## THE PROBLEM
Filter these entries down to the lines that hold the word "functions", and show each of them.

## LISTED ENTRIES

★ ★ ★ ★ ★ ★ ★

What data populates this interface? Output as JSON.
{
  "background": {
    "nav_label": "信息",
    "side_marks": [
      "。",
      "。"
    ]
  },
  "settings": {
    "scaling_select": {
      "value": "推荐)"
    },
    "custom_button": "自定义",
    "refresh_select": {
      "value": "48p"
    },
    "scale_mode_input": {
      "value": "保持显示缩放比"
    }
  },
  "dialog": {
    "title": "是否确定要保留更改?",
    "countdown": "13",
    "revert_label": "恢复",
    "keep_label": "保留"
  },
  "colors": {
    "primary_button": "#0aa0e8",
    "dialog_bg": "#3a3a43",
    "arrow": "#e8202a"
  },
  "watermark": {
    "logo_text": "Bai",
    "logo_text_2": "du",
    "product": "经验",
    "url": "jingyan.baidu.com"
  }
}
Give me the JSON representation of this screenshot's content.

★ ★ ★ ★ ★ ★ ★

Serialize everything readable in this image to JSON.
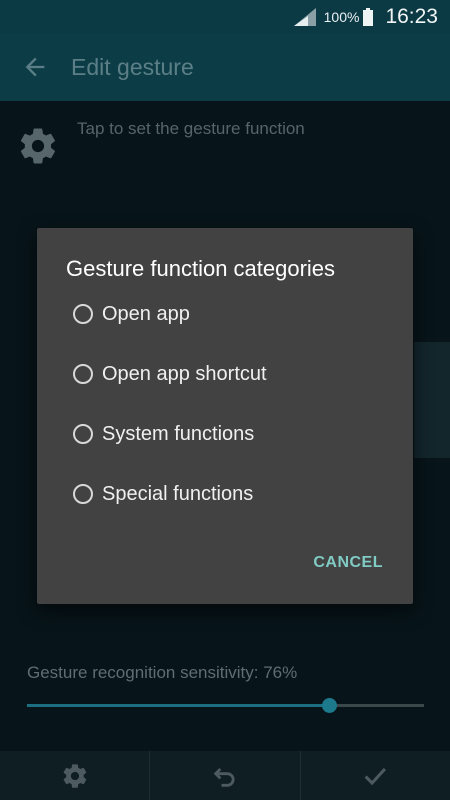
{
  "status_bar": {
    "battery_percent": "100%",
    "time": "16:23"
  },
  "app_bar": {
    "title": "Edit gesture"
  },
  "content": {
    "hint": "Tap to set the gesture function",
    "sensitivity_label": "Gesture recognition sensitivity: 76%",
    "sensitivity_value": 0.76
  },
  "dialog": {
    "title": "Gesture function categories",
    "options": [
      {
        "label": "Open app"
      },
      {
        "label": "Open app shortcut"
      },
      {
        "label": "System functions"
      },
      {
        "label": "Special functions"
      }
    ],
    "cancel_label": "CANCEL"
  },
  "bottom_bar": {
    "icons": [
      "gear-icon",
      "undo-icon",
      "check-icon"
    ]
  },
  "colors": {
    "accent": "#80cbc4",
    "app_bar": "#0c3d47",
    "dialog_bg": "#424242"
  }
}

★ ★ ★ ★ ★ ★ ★

## ANSWER BOX
        "label": "System functions"
        "label": "Special functions"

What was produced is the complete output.